▶ **TASK DETAILS**
What you return must match the listing below exactly, minus any pictures.

▶ **DATASET**
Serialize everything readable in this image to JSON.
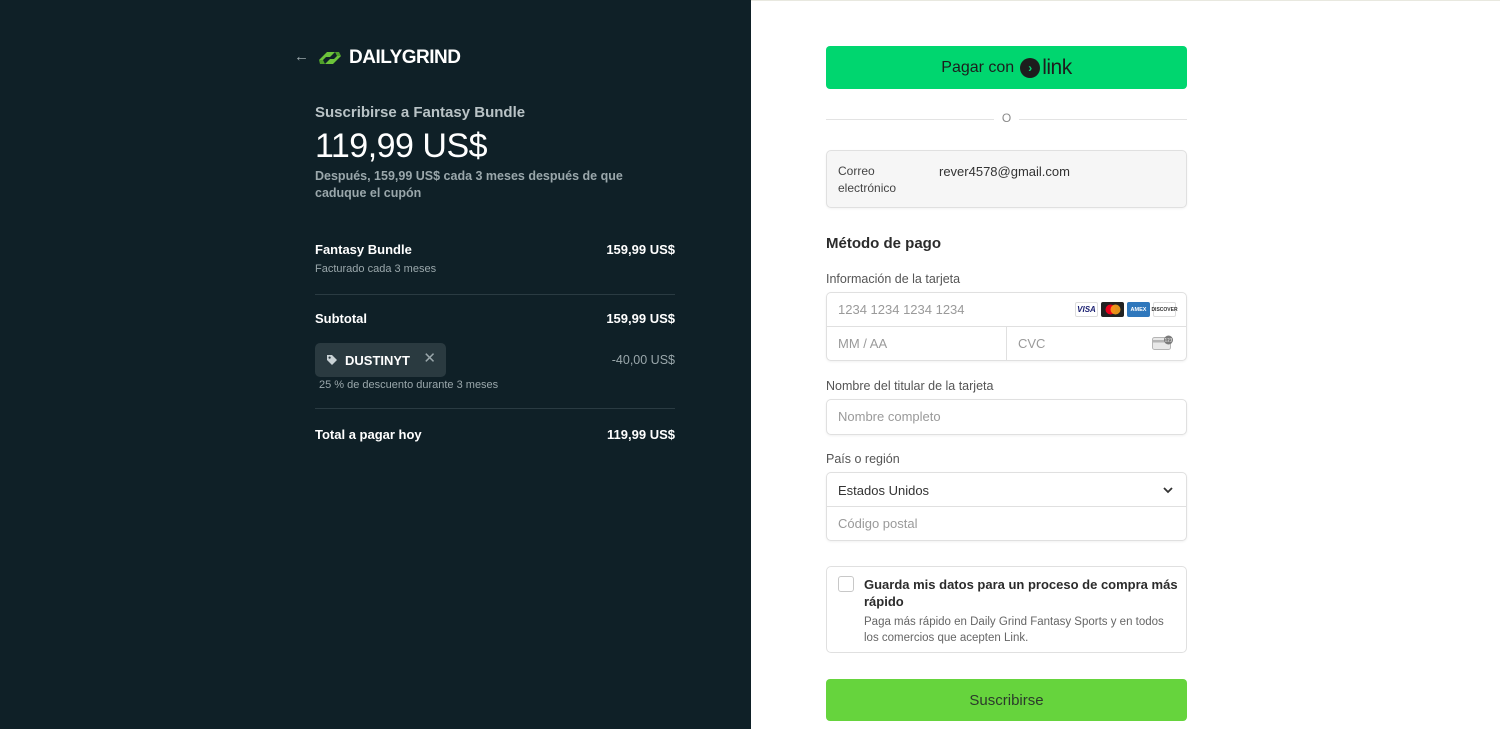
{
  "summary": {
    "brand": "DAILYGRIND",
    "subscribe_title": "Suscribirse a Fantasy Bundle",
    "price_today": "119,99 US$",
    "after_note": "Después, 159,99 US$ cada 3 meses después de que caduque el cupón",
    "item": {
      "name": "Fantasy Bundle",
      "price": "159,99 US$",
      "billing": "Facturado cada 3 meses"
    },
    "subtotal_label": "Subtotal",
    "subtotal_value": "159,99 US$",
    "coupon_code": "DUSTINYT",
    "coupon_remove": "✕",
    "discount_amount": "-40,00 US$",
    "discount_note": "25 % de descuento durante 3 meses",
    "total_label": "Total a pagar hoy",
    "total_value": "119,99 US$"
  },
  "checkout": {
    "link_button_label": "Pagar con",
    "link_word": "link",
    "or_text": "O",
    "email_label": "Correo electrónico",
    "email_value": "rever4578@gmail.com",
    "payment_method_title": "Método de pago",
    "card_info_label": "Información de la tarjeta",
    "card_number_placeholder": "1234 1234 1234 1234",
    "card_exp_placeholder": "MM / AA",
    "card_cvc_placeholder": "CVC",
    "card_brands": [
      "VISA",
      "mastercard",
      "AMEX",
      "DISCOVER"
    ],
    "cardholder_label": "Nombre del titular de la tarjeta",
    "cardholder_placeholder": "Nombre completo",
    "country_label": "País o región",
    "country_value": "Estados Unidos",
    "postal_placeholder": "Código postal",
    "save_title": "Guarda mis datos para un proceso de compra más rápido",
    "save_desc": "Paga más rápido en Daily Grind Fantasy Sports y en todos los comercios que acepten Link.",
    "save_checked": false,
    "subscribe_label": "Suscribirse"
  },
  "colors": {
    "left_bg": "#0f2027",
    "link_green": "#00d66f",
    "subscribe_green": "#66d43d",
    "brand_green": "#6cc33a"
  },
  "icons": {
    "back": "arrow-left-icon",
    "logo": "dailygrind-logo-icon",
    "tag": "tag-icon",
    "remove": "close-icon",
    "chevron": "chevron-down-icon",
    "cvc": "cvc-card-icon"
  }
}
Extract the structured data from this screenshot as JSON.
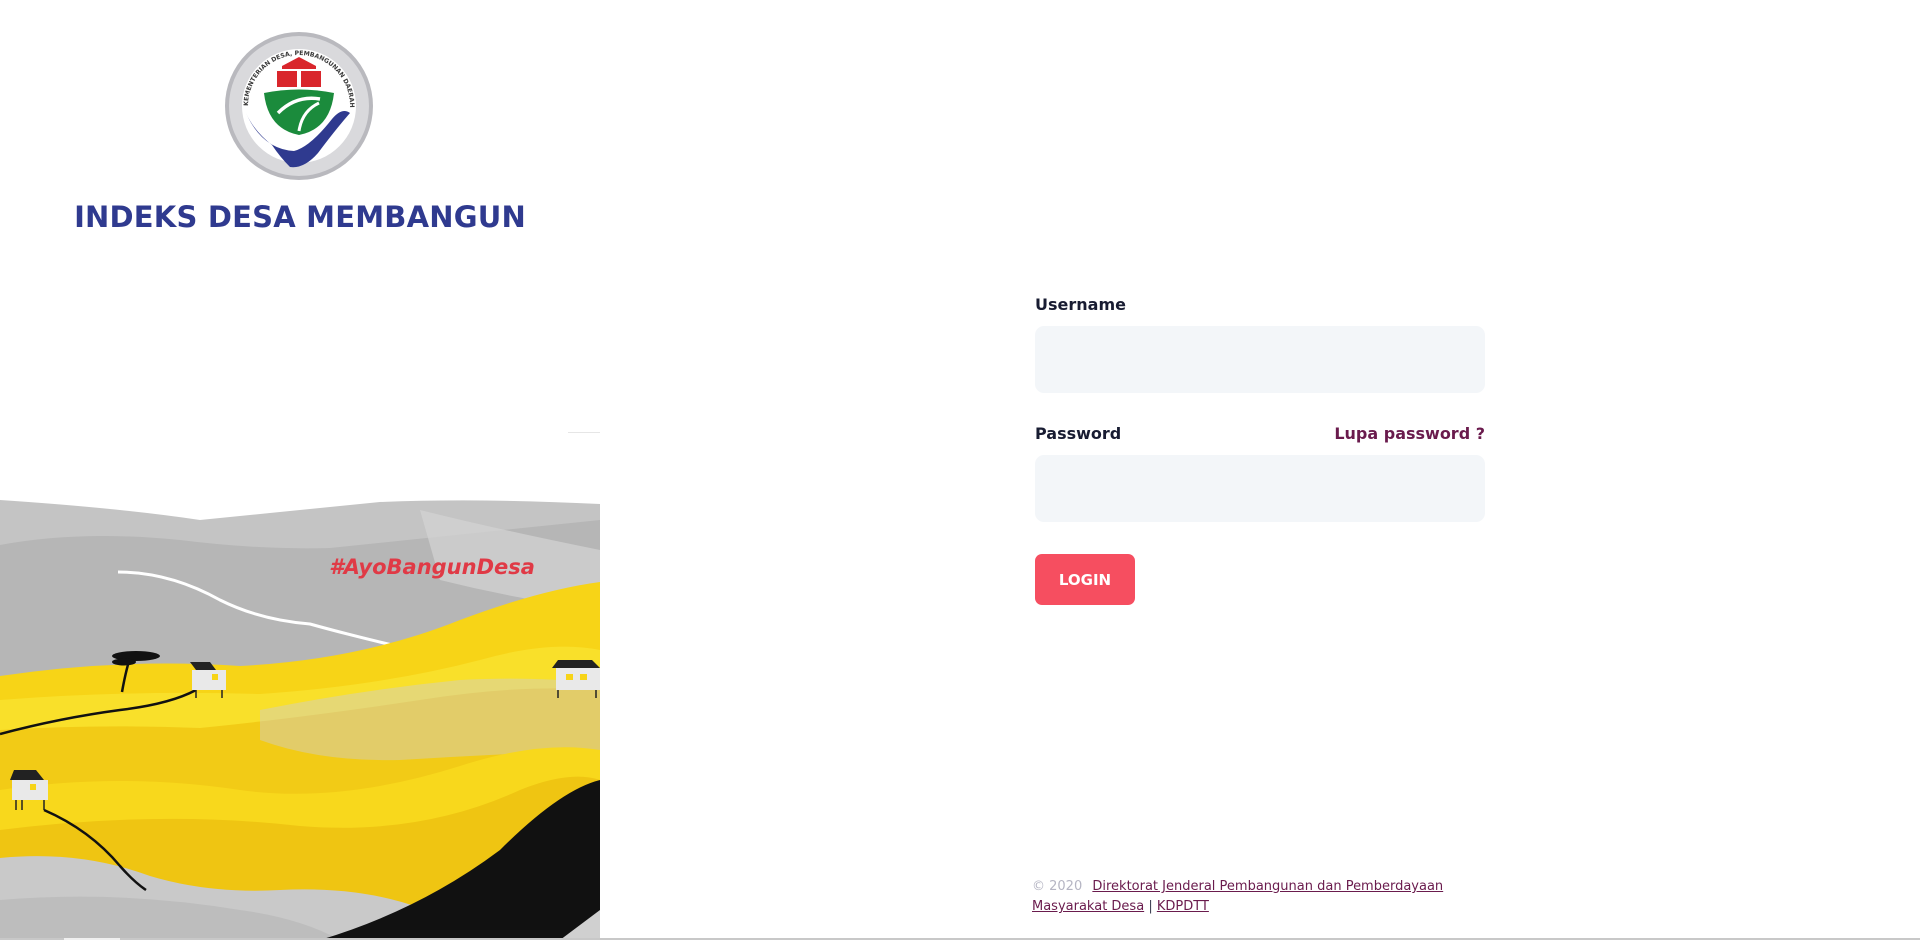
{
  "brand": {
    "title": "INDEKS DESA MEMBANGUN",
    "logo_text": "KEMENTERIAN DESA, PEMBANGUNAN DAERAH TERTINGGAL, DAN TRANSMIGRASI"
  },
  "illustration": {
    "hashtag": "#AyoBangunDesa"
  },
  "login": {
    "username_label": "Username",
    "username_value": "",
    "password_label": "Password",
    "password_value": "",
    "forgot_label": "Lupa password ?",
    "submit_label": "LOGIN"
  },
  "footer": {
    "copyright": "© 2020",
    "org_link": "Direktorat Jenderal Pembangunan dan Pemberdayaan Masyarakat Desa",
    "separator": "|",
    "kdpdtt_link": "KDPDTT"
  },
  "colors": {
    "brand_blue": "#2f3a8f",
    "accent_red": "#f64e60",
    "link_purple": "#6a1b4d",
    "input_bg": "#f3f6f9",
    "illustration_yellow": "#f7d417",
    "illustration_gray": "#bdbdbd"
  },
  "icons": {
    "logo": "ministry-seal-icon"
  }
}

▶ **RESPONSE BOX**
Serialize everything readable in this image to JSON.
{
  "summary": {
    "brand": "DAILYGRIND",
    "subscribe_title": "Suscribirse a Fantasy Bundle",
    "price_today": "119,99 US$",
    "after_note": "Después, 159,99 US$ cada 3 meses después de que caduque el cupón",
    "item": {
      "name": "Fantasy Bundle",
      "price": "159,99 US$",
      "billing": "Facturado cada 3 meses"
    },
    "subtotal_label": "Subtotal",
    "subtotal_value": "159,99 US$",
    "coupon_code": "DUSTINYT",
    "coupon_remove": "✕",
    "discount_amount": "-40,00 US$",
    "discount_note": "25 % de descuento durante 3 meses",
    "total_label": "Total a pagar hoy",
    "total_value": "119,99 US$"
  },
  "checkout": {
    "link_button_label": "Pagar con",
    "link_word": "link",
    "or_text": "O",
    "email_label": "Correo electrónico",
    "email_value": "rever4578@gmail.com",
    "payment_method_title": "Método de pago",
    "card_info_label": "Información de la tarjeta",
    "card_number_placeholder": "1234 1234 1234 1234",
    "card_exp_placeholder": "MM / AA",
    "card_cvc_placeholder": "CVC",
    "card_brands": [
      "VISA",
      "mastercard",
      "AMEX",
      "DISCOVER"
    ],
    "cardholder_label": "Nombre del titular de la tarjeta",
    "cardholder_placeholder": "Nombre completo",
    "country_label": "País o región",
    "country_value": "Estados Unidos",
    "postal_placeholder": "Código postal",
    "save_title": "Guarda mis datos para un proceso de compra más rápido",
    "save_desc": "Paga más rápido en Daily Grind Fantasy Sports y en todos los comercios que acepten Link.",
    "save_checked": false,
    "subscribe_label": "Suscribirse"
  },
  "colors": {
    "left_bg": "#0f2027",
    "link_green": "#00d66f",
    "subscribe_green": "#66d43d",
    "brand_green": "#6cc33a"
  },
  "icons": {
    "back": "arrow-left-icon",
    "logo": "dailygrind-logo-icon",
    "tag": "tag-icon",
    "remove": "close-icon",
    "chevron": "chevron-down-icon",
    "cvc": "cvc-card-icon"
  }
}
Extract the structured data from this screenshot as JSON.
{
  "brand": {
    "title": "INDEKS DESA MEMBANGUN",
    "logo_text": "KEMENTERIAN DESA, PEMBANGUNAN DAERAH TERTINGGAL, DAN TRANSMIGRASI"
  },
  "illustration": {
    "hashtag": "#AyoBangunDesa"
  },
  "login": {
    "username_label": "Username",
    "username_value": "",
    "password_label": "Password",
    "password_value": "",
    "forgot_label": "Lupa password ?",
    "submit_label": "LOGIN"
  },
  "footer": {
    "copyright": "© 2020",
    "org_link": "Direktorat Jenderal Pembangunan dan Pemberdayaan Masyarakat Desa",
    "separator": "|",
    "kdpdtt_link": "KDPDTT"
  },
  "colors": {
    "brand_blue": "#2f3a8f",
    "accent_red": "#f64e60",
    "link_purple": "#6a1b4d",
    "input_bg": "#f3f6f9",
    "illustration_yellow": "#f7d417",
    "illustration_gray": "#bdbdbd"
  },
  "icons": {
    "logo": "ministry-seal-icon"
  }
}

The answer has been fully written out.